What is expected: Go through the data and copy each line where the word "системи" shows up.

Provided records:
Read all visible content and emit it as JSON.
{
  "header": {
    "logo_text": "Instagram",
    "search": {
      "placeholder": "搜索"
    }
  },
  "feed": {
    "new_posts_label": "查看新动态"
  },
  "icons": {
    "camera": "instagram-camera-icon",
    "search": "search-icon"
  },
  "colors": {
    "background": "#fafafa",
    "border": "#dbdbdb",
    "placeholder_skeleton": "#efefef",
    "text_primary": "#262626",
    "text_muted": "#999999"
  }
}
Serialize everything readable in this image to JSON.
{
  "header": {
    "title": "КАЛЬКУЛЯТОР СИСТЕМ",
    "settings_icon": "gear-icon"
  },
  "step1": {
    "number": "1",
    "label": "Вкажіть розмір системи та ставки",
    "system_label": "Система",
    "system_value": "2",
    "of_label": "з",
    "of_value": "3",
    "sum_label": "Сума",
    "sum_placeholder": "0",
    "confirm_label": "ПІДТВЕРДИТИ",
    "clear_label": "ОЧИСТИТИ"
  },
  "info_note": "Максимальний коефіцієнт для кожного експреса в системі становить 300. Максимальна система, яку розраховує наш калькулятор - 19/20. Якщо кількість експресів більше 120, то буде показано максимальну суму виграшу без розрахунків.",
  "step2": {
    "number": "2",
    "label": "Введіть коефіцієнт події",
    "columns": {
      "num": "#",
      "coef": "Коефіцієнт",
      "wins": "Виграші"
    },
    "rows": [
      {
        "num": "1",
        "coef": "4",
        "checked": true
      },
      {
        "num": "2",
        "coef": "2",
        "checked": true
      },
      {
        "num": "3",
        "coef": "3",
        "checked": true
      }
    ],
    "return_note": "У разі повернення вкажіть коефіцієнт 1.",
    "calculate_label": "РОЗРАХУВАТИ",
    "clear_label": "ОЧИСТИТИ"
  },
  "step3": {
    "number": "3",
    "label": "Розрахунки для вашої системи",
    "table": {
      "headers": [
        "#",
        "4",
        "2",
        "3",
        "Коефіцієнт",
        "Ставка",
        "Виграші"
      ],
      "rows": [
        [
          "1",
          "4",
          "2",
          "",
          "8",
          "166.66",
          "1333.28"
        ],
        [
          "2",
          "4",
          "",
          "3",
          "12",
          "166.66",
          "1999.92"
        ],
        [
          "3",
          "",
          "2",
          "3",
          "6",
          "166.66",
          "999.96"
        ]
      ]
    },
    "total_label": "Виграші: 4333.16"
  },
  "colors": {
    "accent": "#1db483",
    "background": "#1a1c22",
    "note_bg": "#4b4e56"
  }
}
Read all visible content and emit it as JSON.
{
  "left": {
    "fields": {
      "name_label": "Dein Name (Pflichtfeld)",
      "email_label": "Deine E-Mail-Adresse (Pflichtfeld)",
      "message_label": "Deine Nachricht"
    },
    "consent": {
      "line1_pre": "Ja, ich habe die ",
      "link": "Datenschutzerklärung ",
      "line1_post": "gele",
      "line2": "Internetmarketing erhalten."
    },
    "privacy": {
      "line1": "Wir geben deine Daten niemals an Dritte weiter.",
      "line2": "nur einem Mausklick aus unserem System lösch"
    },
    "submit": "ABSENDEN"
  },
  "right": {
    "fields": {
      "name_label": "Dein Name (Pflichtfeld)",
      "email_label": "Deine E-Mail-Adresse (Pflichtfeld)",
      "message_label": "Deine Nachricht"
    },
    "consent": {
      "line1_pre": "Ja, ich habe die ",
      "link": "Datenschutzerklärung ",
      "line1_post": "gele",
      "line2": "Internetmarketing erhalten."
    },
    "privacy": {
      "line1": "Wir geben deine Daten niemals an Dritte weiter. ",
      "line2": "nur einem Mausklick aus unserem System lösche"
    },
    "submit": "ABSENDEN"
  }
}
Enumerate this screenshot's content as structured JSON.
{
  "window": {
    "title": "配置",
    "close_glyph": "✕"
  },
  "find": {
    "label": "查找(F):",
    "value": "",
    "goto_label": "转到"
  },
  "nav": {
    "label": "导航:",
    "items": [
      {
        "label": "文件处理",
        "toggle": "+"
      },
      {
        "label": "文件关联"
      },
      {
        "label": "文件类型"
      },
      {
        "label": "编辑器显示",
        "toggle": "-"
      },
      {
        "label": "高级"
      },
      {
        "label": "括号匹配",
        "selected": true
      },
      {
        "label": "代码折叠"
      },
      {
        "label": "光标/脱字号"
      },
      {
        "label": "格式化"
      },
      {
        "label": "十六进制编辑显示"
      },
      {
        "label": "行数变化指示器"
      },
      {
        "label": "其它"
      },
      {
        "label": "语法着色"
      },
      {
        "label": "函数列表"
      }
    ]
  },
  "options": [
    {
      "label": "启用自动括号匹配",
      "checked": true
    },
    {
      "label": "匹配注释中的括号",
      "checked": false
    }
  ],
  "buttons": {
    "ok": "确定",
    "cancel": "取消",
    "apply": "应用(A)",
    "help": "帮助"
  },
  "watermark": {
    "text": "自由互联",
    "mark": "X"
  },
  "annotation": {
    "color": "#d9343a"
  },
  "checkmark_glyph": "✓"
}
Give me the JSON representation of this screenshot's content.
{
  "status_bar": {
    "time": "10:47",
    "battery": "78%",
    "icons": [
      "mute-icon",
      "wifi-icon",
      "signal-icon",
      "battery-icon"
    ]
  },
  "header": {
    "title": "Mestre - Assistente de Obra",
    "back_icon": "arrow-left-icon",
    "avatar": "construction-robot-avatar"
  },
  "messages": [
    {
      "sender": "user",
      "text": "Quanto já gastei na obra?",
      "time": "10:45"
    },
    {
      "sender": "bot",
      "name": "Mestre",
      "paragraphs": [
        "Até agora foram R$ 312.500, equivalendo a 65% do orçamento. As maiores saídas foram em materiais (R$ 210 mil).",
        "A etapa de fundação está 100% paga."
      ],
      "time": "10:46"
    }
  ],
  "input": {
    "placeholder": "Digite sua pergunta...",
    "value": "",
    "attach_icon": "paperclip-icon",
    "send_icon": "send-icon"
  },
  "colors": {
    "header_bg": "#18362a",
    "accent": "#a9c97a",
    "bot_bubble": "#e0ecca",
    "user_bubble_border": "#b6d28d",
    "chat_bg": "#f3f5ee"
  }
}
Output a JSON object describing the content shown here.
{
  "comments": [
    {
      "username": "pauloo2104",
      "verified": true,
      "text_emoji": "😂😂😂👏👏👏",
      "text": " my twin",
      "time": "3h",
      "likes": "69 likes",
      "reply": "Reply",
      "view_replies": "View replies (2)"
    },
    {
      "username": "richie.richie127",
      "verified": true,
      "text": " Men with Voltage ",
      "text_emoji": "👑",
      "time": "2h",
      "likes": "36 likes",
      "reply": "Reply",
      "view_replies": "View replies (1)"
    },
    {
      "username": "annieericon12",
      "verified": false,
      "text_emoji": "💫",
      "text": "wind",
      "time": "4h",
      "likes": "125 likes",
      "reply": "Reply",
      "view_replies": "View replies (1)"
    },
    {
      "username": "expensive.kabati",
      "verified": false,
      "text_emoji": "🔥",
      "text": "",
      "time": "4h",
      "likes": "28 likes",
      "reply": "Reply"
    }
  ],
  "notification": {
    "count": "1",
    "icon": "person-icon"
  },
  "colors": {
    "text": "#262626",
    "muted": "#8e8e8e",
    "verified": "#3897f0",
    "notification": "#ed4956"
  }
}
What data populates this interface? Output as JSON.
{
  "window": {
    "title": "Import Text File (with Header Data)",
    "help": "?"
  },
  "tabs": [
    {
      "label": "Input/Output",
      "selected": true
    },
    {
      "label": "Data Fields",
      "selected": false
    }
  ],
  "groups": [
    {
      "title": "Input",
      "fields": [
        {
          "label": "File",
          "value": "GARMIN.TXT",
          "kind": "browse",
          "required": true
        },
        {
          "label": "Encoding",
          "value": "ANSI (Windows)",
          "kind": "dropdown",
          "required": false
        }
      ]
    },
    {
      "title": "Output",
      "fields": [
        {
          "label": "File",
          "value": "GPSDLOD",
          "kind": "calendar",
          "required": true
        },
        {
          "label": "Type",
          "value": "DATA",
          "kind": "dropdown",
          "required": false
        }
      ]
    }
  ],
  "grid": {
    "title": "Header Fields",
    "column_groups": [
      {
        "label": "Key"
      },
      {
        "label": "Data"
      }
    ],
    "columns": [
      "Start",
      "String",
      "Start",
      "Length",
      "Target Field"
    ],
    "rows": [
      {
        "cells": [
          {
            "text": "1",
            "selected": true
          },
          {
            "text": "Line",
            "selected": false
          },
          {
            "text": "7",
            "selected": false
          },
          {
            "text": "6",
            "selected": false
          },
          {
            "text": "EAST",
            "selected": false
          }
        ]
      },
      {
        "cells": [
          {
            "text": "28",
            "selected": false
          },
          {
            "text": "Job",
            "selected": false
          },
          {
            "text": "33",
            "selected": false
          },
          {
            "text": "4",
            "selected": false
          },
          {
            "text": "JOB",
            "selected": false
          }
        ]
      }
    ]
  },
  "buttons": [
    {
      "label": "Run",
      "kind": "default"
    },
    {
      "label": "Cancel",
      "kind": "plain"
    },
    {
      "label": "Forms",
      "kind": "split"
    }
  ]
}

Answer box:
    "label": "Вкажіть розмір системи та ставки",
    "label": "Розрахунки для вашої системи",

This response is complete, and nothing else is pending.